“Qarib Qarib Singlle”… A fun rom-com that pays no heed to gender equality!
About 20 years ago, Kamna Chandra penned simple love story of an irresponsible manchild and a meek girl-next-door. Kareeb. The film’s plot revolved around a man finding his resourcefulness so that he is capable to take care of his ladylove. Albeit its slightly patriarchal base, Kareeb was still an adorable love story. Cut to November 2017, a different story by the same writer is used by her filmmaker daughter Tanuja Chandra. Result? Qarib Qarib Singlle – an edgy travelogue romance with a similar foundation and a substantial dose of comedy.
Chronicling the impulsive escapade of an unlikely couple, Qarib Qarib Singlle is told through its widowed heroine’s eyes. A successful Malayali woman, Jaya (Parvathy) is shown to be a workaholic who has got no sincere friends to count on. Even though she hardly looks like one, Jaya is pitched to us as a 35-year old lonely woman. Her primary conversations go on the lines of ‘phir se virgin ban gayi toh? Darwaza bandh ho jaata hai’ among other things. I had a pointless hope on how Jaya would confront the other woman like Rani Mukerji’s Rhea did in Hum Tum. She doesn’t. Rather Jaya resorts to a dating site Ab Tak Singlle (creative name, I admit). That’s where she meets her knight in shining armour – clad in a rather gaudy red tracksuit – Yogi (Irrfan).
It took a while for me to concur with the fact that the film wants Jaya to be a damsel in distress. The man in question – extremely goofy and confident – is not shown to have a deficiency by the absence of a woman in his life. He is a mystery person throughout with a vague source of affluence and he tries to make intrusion appear cute (although not at problematic levels like many of our mainstream romances). While all of this is fine, the woman here is akin to a stranded ship that desperately needs to get ashore.

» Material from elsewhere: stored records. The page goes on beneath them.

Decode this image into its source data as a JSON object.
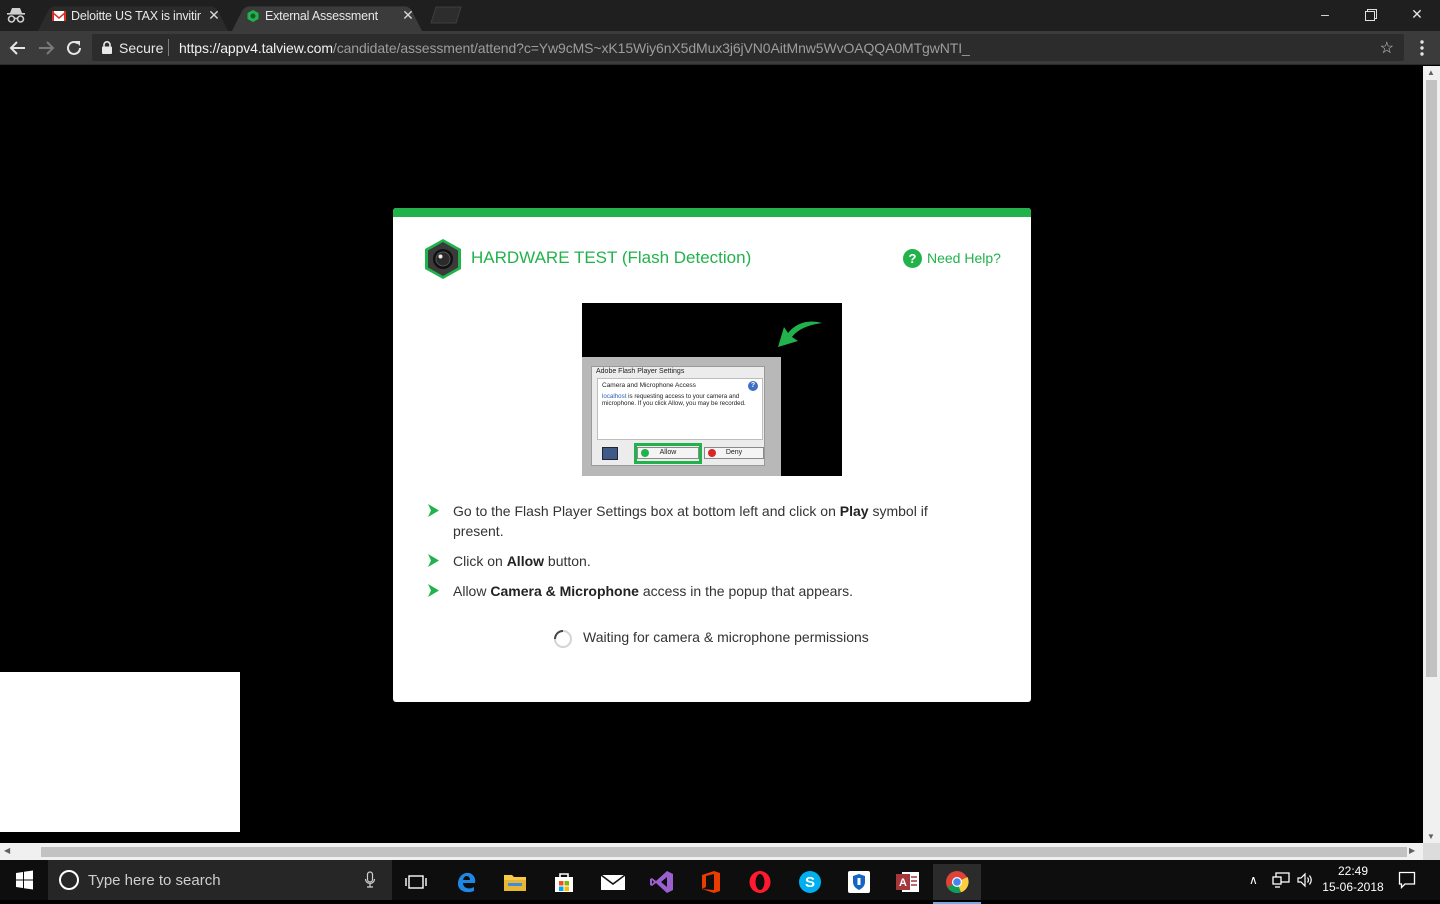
{
  "browser": {
    "tabs": [
      {
        "title": "Deloitte US TAX is inviting you to",
        "active": false
      },
      {
        "title": "External Assessment",
        "active": true
      }
    ],
    "address": {
      "security_label": "Secure",
      "url_host": "https://appv4.talview.com",
      "url_path": "/candidate/assessment/attend?c=Yw9cMS~xK15Wiy6nX5dMux3j6jVN0AitMnw5WvOAQQA0MTgwNTI_"
    }
  },
  "card": {
    "title": "HARDWARE TEST (Flash Detection)",
    "help_label": "Need Help?",
    "illustration": {
      "dialog_title": "Adobe Flash Player Settings",
      "dialog_heading": "Camera and Microphone Access",
      "dialog_link": "localhost",
      "dialog_text": " is requesting access to your camera and microphone. If you click Allow, you may be recorded.",
      "allow_label": "Allow",
      "deny_label": "Deny"
    },
    "steps": [
      {
        "pre": "Go to the Flash Player Settings box at bottom left and click on ",
        "bold": "Play",
        "post": " symbol if present."
      },
      {
        "pre": "Click on ",
        "bold": "Allow",
        "post": " button."
      },
      {
        "pre": "Allow ",
        "bold": "Camera & Microphone",
        "post": " access in the popup that appears."
      }
    ],
    "waiting_text": "Waiting for camera & microphone permissions"
  },
  "taskbar": {
    "search_placeholder": "Type here to search",
    "time": "22:49",
    "date": "15-06-2018",
    "pinned": [
      "task-view-icon",
      "edge-icon",
      "file-explorer-icon",
      "store-icon",
      "mail-icon",
      "visual-studio-icon",
      "office-icon",
      "opera-icon",
      "skype-icon",
      "security-app-icon",
      "access-icon",
      "chrome-icon"
    ]
  },
  "colors": {
    "accent_green": "#22b24c",
    "browser_chrome": "#3b3b3b",
    "page_background": "#000000"
  }
}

If you are cut for content like this, that deeply (or rather unknowingly) underlines inequality, Qarib Qarib Singlle will be a helluva entertainer for you. Because given their natural differences, Jaya and Yogi make for a couple worth investing in. There are refreshingly cute moments where Jaya – like most Hindi film heroines – threatens Yogi’s confidence with absolute abandon and irreverence. In a very likely instance, Jaya is proven right as one of Yogi’s not-so-svelte exes addresses him as a brother equivalent. The situation is the opposite, later, when the woman in question is attractive (bombshell, in far more relatable terms). In doing so, the film ascertains the ageing hero’s desirability quotient and the former female character remains more or less a comic relief. Couldn’t it have been the other way round too? Just broadly thinking.

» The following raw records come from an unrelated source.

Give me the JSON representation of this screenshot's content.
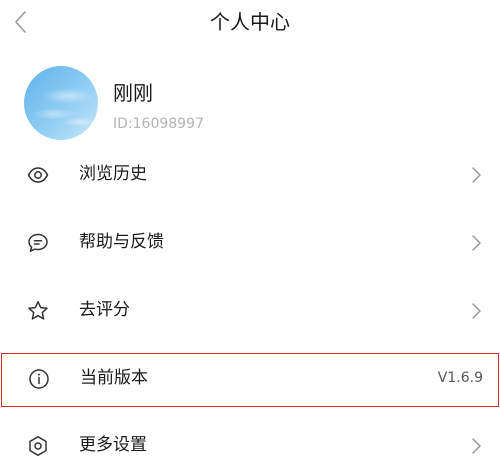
{
  "header": {
    "title": "个人中心",
    "back_icon": "chevron-left-icon"
  },
  "profile": {
    "name": "刚刚",
    "id_text": "ID:16098997",
    "avatar": "sky-avatar"
  },
  "menu": [
    {
      "label": "浏览历史",
      "icon": "eye-icon"
    },
    {
      "label": "帮助与反馈",
      "icon": "chat-bubble-icon"
    },
    {
      "label": "去评分",
      "icon": "star-icon"
    },
    {
      "label": "当前版本",
      "icon": "info-icon",
      "value": "V1.6.9",
      "highlighted": true
    },
    {
      "label": "更多设置",
      "icon": "settings-hexagon-icon"
    }
  ],
  "colors": {
    "highlight_border": "#e02b2b",
    "icon_stroke": "#333333",
    "chevron": "#9a9a9a",
    "id_text": "#b4b4b4",
    "avatar_sky": "#7ec3ef"
  }
}
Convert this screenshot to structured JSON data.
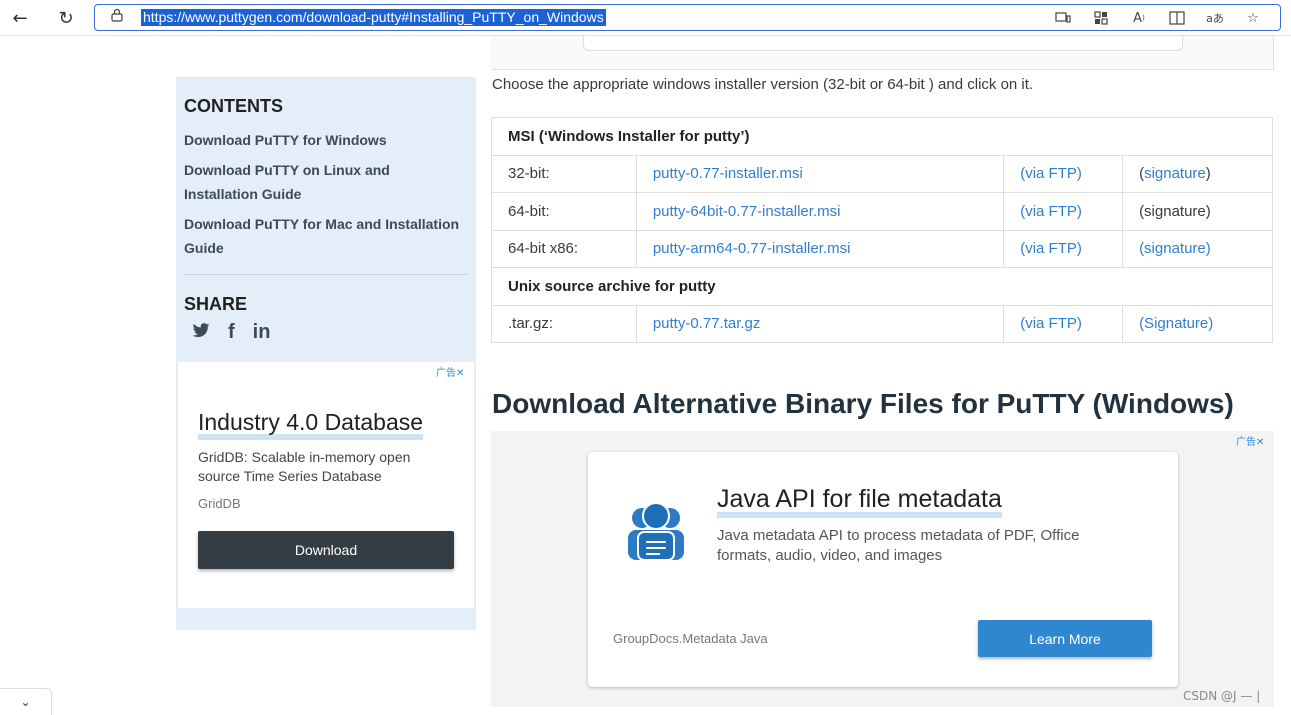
{
  "browser": {
    "url": "https://www.puttygen.com/download-putty#Installing_PuTTY_on_Windows",
    "back_icon": "←",
    "refresh_icon": "↻",
    "lock_icon": "🔒"
  },
  "sidebar": {
    "contents_title": "CONTENTS",
    "items": [
      {
        "label": "Download PuTTY for Windows"
      },
      {
        "label": "Download PuTTY on Linux and Installation Guide"
      },
      {
        "label": "Download PuTTY for Mac and Installation Guide"
      }
    ],
    "share_title": "SHARE",
    "share_icons": {
      "twitter": "🐦",
      "facebook": "f",
      "linkedin": "in"
    }
  },
  "side_ad": {
    "mark": "广告✕",
    "headline": "Industry 4.0 Database",
    "description": "GridDB: Scalable in-memory open source Time Series Database",
    "brand": "GridDB",
    "button": "Download"
  },
  "main": {
    "intro": "Choose the appropriate windows installer version (32-bit or 64-bit ) and click on it.",
    "table": {
      "msi_header": "MSI (‘Windows Installer for putty’)",
      "rows": [
        {
          "arch": "32-bit:",
          "file": "putty-0.77-installer.msi",
          "ftp": "(via FTP)",
          "sig_open": "(",
          "sig": "signature",
          "sig_close": ")"
        },
        {
          "arch": "64-bit:",
          "file": "putty-64bit-0.77-installer.msi",
          "ftp": "(via FTP)",
          "sig_open": "",
          "sig": "(signature)",
          "sig_close": ""
        },
        {
          "arch": "64-bit x86:",
          "file": "putty-arm64-0.77-installer.msi",
          "ftp": "(via FTP)",
          "sig_open": "",
          "sig": "(signature)",
          "sig_close": ""
        }
      ],
      "unix_header": "Unix source archive for putty",
      "unix_row": {
        "arch": ".tar.gz:",
        "file": "putty-0.77.tar.gz",
        "ftp": "(via FTP)",
        "sig": "(Signature)"
      }
    },
    "alt_title": "Download Alternative Binary Files for PuTTY (Windows)"
  },
  "main_ad": {
    "mark": "广告✕",
    "headline": "Java API for file metadata",
    "description": "Java metadata API to process metadata of PDF, Office formats, audio, video, and images",
    "brand": "GroupDocs.Metadata Java",
    "button": "Learn More"
  },
  "watermark": "CSDN @J — |",
  "bottom_chevron": "⌄"
}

Very ably performed by Irrfan, many of the initial scenes work. He hums Bade Achche Lagte Ho leaving a gap between the lines so that the girl could fill in a word just as the original song. He organically gets along with her family, as if nothing had happened – like how it is with most of us revisiting elements from our long-forgotten past. This is precisely the reason why the film involves us significantly in the first half. Soon, Qarib Qarib Singlle goes on a weird trajectory of narcissism that serves no justice to the dew-fresh Parvathy and her stupendous effort. There’s a long, excuse of a sequence where an OTC tablet of hers turns out to be a hallucinogen of sorts leading the film to a never-ending drag of needless exposition. Even as we see Jaya casually hit it off with a handsome stranger and more so with a suitable ex-beau, the film projects her through a lens of guilt. When the man does it, the very same film turns indifferent. As if Jaya didn’t exist.
I would have still bought the Qarib Qarib Singlle’s intrinsic goofiness and the terrific lead acts if the film wasn’t so dull to sit through in the latter half. We so observe how uninvolved writing is the culprit here as Tanuja Chandra surprises us with a bunch of fresh directorial touches – be it Jaya breaking the fourth wall, the carefully planned half-empty frames or the occasional zooms on her facial expressions. Unfortunately, the screenplay (Tanuja Chandra, Gazal Dhaliwal) writers look at the film as a winning proposition than a definitive idea. The formulization makes it a Jab We Met with its genders reversed. Well, almost.
Rating: ★★ 1/2